What to work on:
The answer must be every line of the records below that contains the word "location", copied out.

Web page and app entries:
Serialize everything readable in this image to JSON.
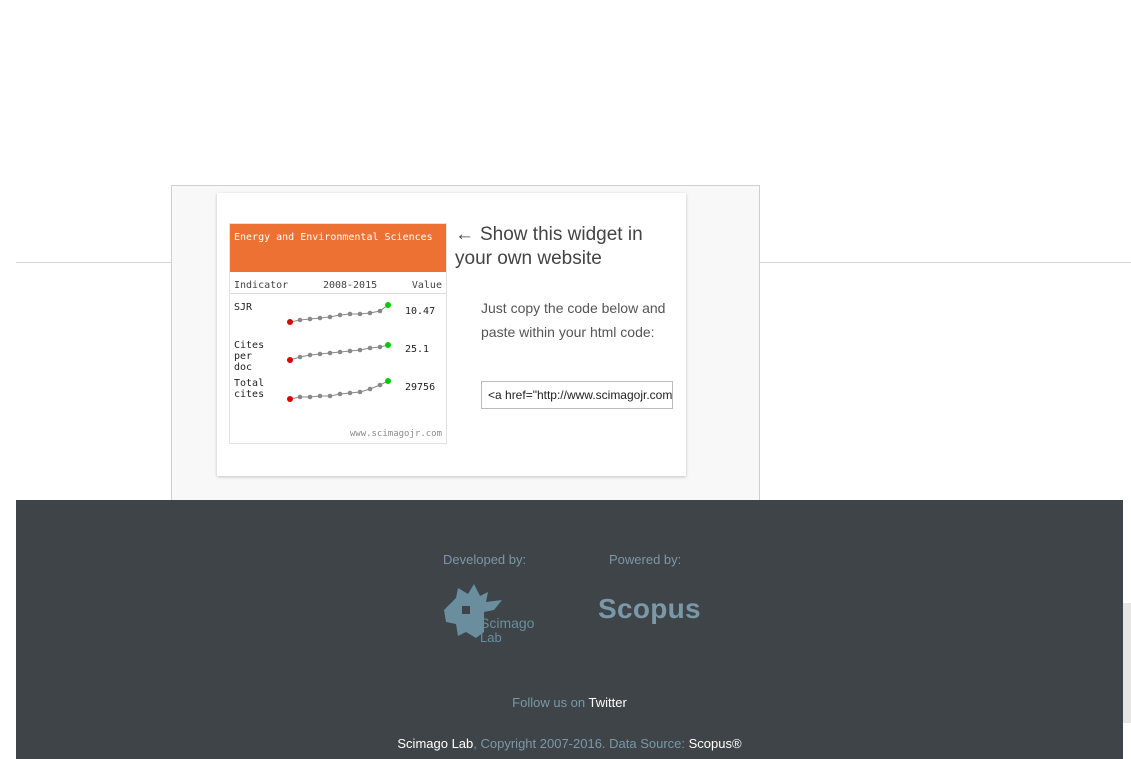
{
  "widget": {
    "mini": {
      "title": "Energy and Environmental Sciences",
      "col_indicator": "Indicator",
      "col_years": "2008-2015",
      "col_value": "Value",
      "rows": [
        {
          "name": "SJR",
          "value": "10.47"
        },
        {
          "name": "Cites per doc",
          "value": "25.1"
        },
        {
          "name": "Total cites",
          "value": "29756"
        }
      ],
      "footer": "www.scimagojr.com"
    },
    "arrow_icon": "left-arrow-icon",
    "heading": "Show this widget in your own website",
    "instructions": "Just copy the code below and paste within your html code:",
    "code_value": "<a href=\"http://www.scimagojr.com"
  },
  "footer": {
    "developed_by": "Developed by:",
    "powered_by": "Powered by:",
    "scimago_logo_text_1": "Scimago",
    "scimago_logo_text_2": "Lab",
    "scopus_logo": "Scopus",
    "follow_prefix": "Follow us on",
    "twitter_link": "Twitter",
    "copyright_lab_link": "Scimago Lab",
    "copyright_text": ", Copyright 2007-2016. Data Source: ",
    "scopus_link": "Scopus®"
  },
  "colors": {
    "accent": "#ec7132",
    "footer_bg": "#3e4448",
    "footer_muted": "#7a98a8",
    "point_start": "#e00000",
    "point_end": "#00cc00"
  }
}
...
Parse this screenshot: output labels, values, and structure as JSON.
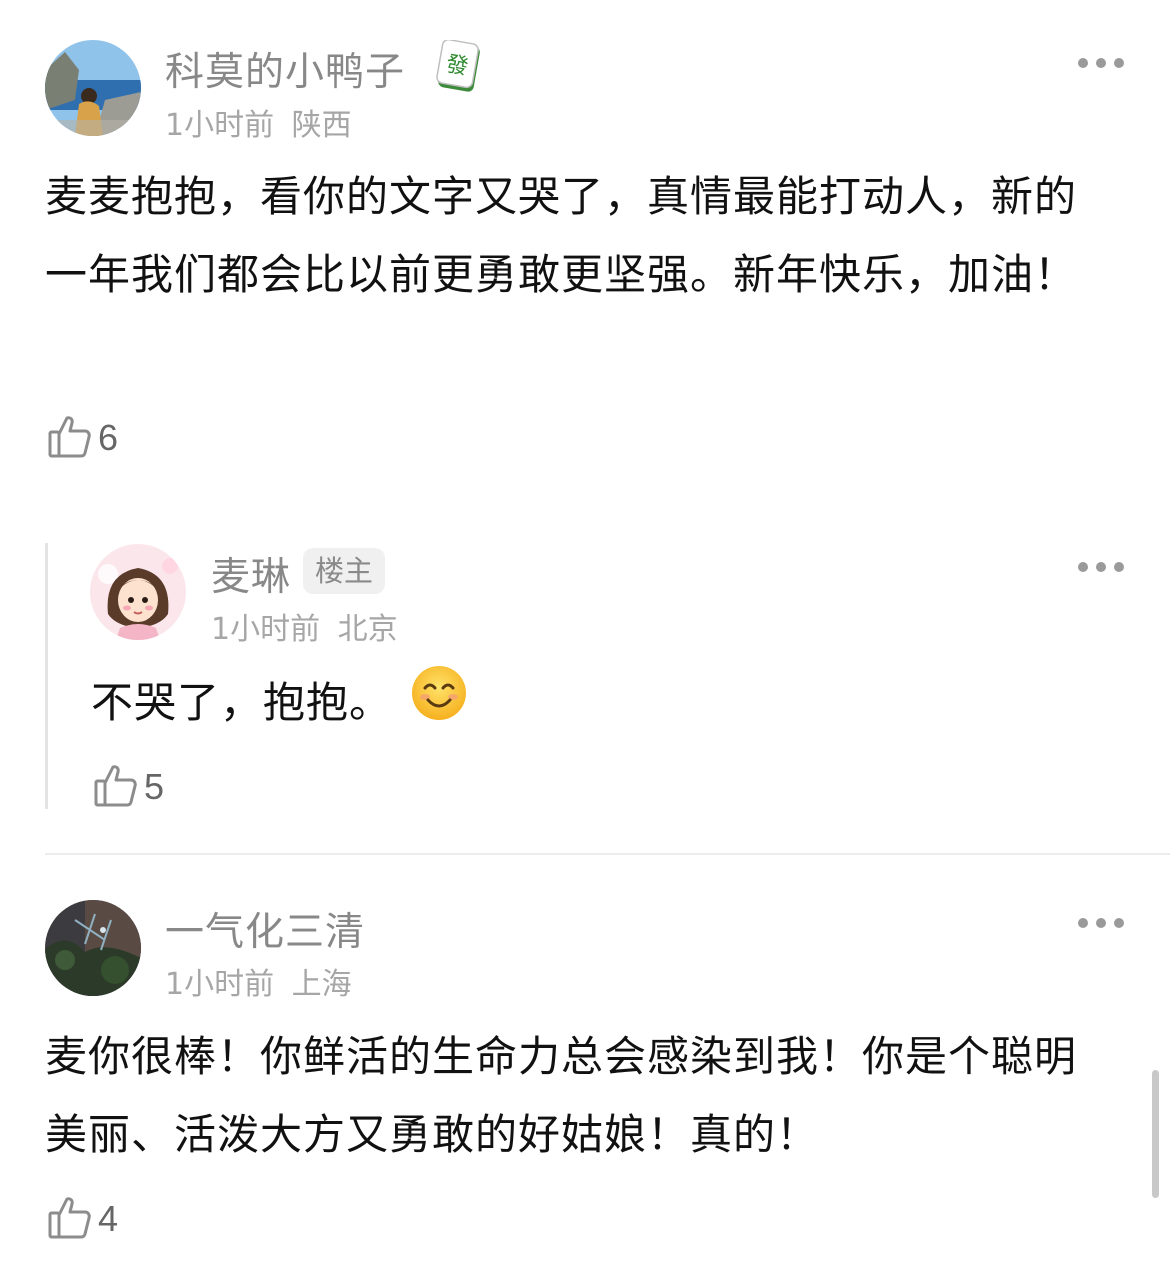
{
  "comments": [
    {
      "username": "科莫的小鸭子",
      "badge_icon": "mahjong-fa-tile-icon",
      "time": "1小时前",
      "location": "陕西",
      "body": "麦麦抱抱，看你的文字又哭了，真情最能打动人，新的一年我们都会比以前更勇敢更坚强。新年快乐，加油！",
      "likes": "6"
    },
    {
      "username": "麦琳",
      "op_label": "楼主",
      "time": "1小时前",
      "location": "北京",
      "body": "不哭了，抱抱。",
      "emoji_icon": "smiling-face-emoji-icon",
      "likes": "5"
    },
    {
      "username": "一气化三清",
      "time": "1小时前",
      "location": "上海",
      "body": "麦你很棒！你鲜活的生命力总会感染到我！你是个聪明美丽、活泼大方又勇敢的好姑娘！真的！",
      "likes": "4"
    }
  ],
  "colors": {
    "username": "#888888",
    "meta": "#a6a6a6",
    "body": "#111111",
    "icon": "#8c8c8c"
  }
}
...
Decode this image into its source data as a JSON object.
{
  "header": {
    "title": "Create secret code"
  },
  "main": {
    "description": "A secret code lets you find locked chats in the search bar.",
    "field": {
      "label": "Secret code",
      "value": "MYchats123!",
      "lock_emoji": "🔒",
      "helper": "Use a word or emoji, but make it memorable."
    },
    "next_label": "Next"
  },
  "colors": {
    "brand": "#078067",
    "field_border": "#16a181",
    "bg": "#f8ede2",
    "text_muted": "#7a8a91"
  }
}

Task answer:
      "location": "陕西",
      "location": "北京",
      "location": "上海",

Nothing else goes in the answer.